#### Exercise requirements
Line by line, copy the records below exactly.
::::
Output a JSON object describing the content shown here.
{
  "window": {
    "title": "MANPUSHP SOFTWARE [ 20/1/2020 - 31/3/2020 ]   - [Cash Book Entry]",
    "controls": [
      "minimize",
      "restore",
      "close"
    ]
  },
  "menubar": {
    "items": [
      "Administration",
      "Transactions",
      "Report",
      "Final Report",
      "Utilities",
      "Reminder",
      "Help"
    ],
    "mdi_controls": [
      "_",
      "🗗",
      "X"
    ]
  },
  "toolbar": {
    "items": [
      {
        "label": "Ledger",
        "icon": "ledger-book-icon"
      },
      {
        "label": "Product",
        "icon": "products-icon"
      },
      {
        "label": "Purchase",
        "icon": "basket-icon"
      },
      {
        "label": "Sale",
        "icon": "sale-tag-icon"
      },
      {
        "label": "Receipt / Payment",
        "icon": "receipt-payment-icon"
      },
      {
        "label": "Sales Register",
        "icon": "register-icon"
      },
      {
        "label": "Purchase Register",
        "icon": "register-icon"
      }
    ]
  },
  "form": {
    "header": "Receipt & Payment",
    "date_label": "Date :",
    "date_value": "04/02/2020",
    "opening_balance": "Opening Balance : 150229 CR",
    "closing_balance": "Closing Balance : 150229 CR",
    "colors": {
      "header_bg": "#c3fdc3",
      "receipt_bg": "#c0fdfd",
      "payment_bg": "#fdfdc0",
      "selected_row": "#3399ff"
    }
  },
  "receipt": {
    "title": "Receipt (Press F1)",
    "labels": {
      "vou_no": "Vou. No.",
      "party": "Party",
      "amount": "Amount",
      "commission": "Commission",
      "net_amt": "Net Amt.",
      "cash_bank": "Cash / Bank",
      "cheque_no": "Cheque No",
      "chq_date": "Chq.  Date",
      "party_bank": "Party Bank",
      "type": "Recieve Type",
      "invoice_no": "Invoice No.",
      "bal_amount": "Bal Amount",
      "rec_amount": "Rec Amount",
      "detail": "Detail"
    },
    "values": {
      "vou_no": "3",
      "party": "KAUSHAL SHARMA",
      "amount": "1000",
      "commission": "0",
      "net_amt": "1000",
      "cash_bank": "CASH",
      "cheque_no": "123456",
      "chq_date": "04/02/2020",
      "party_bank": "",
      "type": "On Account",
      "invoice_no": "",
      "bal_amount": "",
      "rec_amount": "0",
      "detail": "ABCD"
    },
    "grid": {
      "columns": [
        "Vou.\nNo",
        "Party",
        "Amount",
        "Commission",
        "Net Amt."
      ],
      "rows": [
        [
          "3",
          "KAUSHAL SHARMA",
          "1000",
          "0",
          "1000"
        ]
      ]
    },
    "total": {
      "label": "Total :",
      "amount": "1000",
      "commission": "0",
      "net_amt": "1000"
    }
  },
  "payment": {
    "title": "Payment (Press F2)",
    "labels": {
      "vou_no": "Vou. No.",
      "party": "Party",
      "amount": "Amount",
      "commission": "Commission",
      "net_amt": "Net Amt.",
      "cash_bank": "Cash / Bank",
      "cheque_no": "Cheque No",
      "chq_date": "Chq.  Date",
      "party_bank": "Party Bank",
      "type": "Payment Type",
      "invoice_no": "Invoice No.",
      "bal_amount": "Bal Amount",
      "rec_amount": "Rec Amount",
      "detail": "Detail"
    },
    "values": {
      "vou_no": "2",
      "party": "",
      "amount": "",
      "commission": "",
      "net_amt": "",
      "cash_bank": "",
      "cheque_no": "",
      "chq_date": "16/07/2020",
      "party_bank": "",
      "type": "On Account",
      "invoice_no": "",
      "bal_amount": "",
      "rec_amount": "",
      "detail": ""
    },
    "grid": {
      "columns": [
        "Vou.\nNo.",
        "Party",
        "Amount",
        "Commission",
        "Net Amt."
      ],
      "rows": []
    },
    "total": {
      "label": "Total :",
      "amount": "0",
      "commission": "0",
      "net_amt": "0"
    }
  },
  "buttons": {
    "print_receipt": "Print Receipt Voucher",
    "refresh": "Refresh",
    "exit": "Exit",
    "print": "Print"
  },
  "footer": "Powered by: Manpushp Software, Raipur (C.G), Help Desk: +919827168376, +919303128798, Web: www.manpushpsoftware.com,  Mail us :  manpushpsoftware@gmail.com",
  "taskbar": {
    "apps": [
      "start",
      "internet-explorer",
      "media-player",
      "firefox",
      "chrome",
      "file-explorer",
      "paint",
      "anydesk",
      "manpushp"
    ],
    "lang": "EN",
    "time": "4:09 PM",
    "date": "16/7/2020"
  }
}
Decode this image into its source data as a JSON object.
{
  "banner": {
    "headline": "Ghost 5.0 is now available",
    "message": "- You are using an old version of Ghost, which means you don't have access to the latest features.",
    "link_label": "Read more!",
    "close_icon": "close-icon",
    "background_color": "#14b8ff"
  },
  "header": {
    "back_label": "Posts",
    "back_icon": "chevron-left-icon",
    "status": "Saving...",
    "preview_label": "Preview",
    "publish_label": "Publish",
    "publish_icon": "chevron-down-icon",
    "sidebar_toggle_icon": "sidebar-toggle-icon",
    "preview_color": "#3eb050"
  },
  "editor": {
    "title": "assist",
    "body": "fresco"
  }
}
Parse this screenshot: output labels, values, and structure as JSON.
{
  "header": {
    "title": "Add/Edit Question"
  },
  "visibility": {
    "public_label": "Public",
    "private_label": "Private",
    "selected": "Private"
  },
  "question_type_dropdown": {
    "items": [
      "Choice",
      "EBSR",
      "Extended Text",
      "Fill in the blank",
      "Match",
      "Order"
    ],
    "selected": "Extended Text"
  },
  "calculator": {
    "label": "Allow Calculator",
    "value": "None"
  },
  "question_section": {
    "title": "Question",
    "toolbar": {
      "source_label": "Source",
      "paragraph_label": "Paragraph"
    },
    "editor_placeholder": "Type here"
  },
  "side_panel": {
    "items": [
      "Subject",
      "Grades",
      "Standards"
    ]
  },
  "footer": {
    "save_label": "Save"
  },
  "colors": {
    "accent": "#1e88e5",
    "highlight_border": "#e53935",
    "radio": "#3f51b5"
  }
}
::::
#### Answer for this exercise
Output a JSON object describing the content shown here.
{
  "window": {
    "title": "MANPUSHP SOFTWARE [ 20/1/2020 - 31/3/2020 ]   - [Cash Book Entry]",
    "controls": [
      "minimize",
      "restore",
      "close"
    ]
  },
  "menubar": {
    "items": [
      "Administration",
      "Transactions",
      "Report",
      "Final Report",
      "Utilities",
      "Reminder",
      "Help"
    ],
    "mdi_controls": [
      "_",
      "🗗",
      "X"
    ]
  },
  "toolbar": {
    "items": [
      {
        "label": "Ledger",
        "icon": "ledger-book-icon"
      },
      {
        "label": "Product",
        "icon": "products-icon"
      },
      {
        "label": "Purchase",
        "icon": "basket-icon"
      },
      {
        "label": "Sale",
        "icon": "sale-tag-icon"
      },
      {
        "label": "Receipt / Payment",
        "icon": "receipt-payment-icon"
      },
      {
        "label": "Sales Register",
        "icon": "register-icon"
      },
      {
        "label": "Purchase Register",
        "icon": "register-icon"
      }
    ]
  },
  "form": {
    "header": "Receipt & Payment",
    "date_label": "Date :",
    "date_value": "04/02/2020",
    "opening_balance": "Opening Balance : 150229 CR",
    "closing_balance": "Closing Balance : 150229 CR",
    "colors": {
      "header_bg": "#c3fdc3",
      "receipt_bg": "#c0fdfd",
      "payment_bg": "#fdfdc0",
      "selected_row": "#3399ff"
    }
  },
  "receipt": {
    "title": "Receipt (Press F1)",
    "labels": {
      "vou_no": "Vou. No.",
      "party": "Party",
      "amount": "Amount",
      "commission": "Commission",
      "net_amt": "Net Amt.",
      "cash_bank": "Cash / Bank",
      "cheque_no": "Cheque No",
      "chq_date": "Chq.  Date",
      "party_bank": "Party Bank",
      "type": "Recieve Type",
      "invoice_no": "Invoice No.",
      "bal_amount": "Bal Amount",
      "rec_amount": "Rec Amount",
      "detail": "Detail"
    },
    "values": {
      "vou_no": "3",
      "party": "KAUSHAL SHARMA",
      "amount": "1000",
      "commission": "0",
      "net_amt": "1000",
      "cash_bank": "CASH",
      "cheque_no": "123456",
      "chq_date": "04/02/2020",
      "party_bank": "",
      "type": "On Account",
      "invoice_no": "",
      "bal_amount": "",
      "rec_amount": "0",
      "detail": "ABCD"
    },
    "grid": {
      "columns": [
        "Vou.\nNo",
        "Party",
        "Amount",
        "Commission",
        "Net Amt."
      ],
      "rows": [
        [
          "3",
          "KAUSHAL SHARMA",
          "1000",
          "0",
          "1000"
        ]
      ]
    },
    "total": {
      "label": "Total :",
      "amount": "1000",
      "commission": "0",
      "net_amt": "1000"
    }
  },
  "payment": {
    "title": "Payment (Press F2)",
    "labels": {
      "vou_no": "Vou. No.",
      "party": "Party",
      "amount": "Amount",
      "commission": "Commission",
      "net_amt": "Net Amt.",
      "cash_bank": "Cash / Bank",
      "cheque_no": "Cheque No",
      "chq_date": "Chq.  Date",
      "party_bank": "Party Bank",
      "type": "Payment Type",
      "invoice_no": "Invoice No.",
      "bal_amount": "Bal Amount",
      "rec_amount": "Rec Amount",
      "detail": "Detail"
    },
    "values": {
      "vou_no": "2",
      "party": "",
      "amount": "",
      "commission": "",
      "net_amt": "",
      "cash_bank": "",
      "cheque_no": "",
      "chq_date": "16/07/2020",
      "party_bank": "",
      "type": "On Account",
      "invoice_no": "",
      "bal_amount": "",
      "rec_amount": "",
      "detail": ""
    },
    "grid": {
      "columns": [
        "Vou.\nNo.",
        "Party",
        "Amount",
        "Commission",
        "Net Amt."
      ],
      "rows": []
    },
    "total": {
      "label": "Total :",
      "amount": "0",
      "commission": "0",
      "net_amt": "0"
    }
  },
  "buttons": {
    "print_receipt": "Print Receipt Voucher",
    "refresh": "Refresh",
    "exit": "Exit",
    "print": "Print"
  },
  "footer": "Powered by: Manpushp Software, Raipur (C.G), Help Desk: +919827168376, +919303128798, Web: www.manpushpsoftware.com,  Mail us :  manpushpsoftware@gmail.com",
  "taskbar": {
    "apps": [
      "start",
      "internet-explorer",
      "media-player",
      "firefox",
      "chrome",
      "file-explorer",
      "paint",
      "anydesk",
      "manpushp"
    ],
    "lang": "EN",
    "time": "4:09 PM",
    "date": "16/7/2020"
  }
}
Decode this image into its source data as a JSON object.
{
  "banner": {
    "headline": "Ghost 5.0 is now available",
    "message": "- You are using an old version of Ghost, which means you don't have access to the latest features.",
    "link_label": "Read more!",
    "close_icon": "close-icon",
    "background_color": "#14b8ff"
  },
  "header": {
    "back_label": "Posts",
    "back_icon": "chevron-left-icon",
    "status": "Saving...",
    "preview_label": "Preview",
    "publish_label": "Publish",
    "publish_icon": "chevron-down-icon",
    "sidebar_toggle_icon": "sidebar-toggle-icon",
    "preview_color": "#3eb050"
  },
  "editor": {
    "title": "assist",
    "body": "fresco"
  }
}
Parse this screenshot: output labels, values, and structure as JSON.
{
  "header": {
    "title": "Add/Edit Question"
  },
  "visibility": {
    "public_label": "Public",
    "private_label": "Private",
    "selected": "Private"
  },
  "question_type_dropdown": {
    "items": [
      "Choice",
      "EBSR",
      "Extended Text",
      "Fill in the blank",
      "Match",
      "Order"
    ],
    "selected": "Extended Text"
  },
  "calculator": {
    "label": "Allow Calculator",
    "value": "None"
  },
  "question_section": {
    "title": "Question",
    "toolbar": {
      "source_label": "Source",
      "paragraph_label": "Paragraph"
    },
    "editor_placeholder": "Type here"
  },
  "side_panel": {
    "items": [
      "Subject",
      "Grades",
      "Standards"
    ]
  },
  "footer": {
    "save_label": "Save"
  },
  "colors": {
    "accent": "#1e88e5",
    "highlight_border": "#e53935",
    "radio": "#3f51b5"
  }
}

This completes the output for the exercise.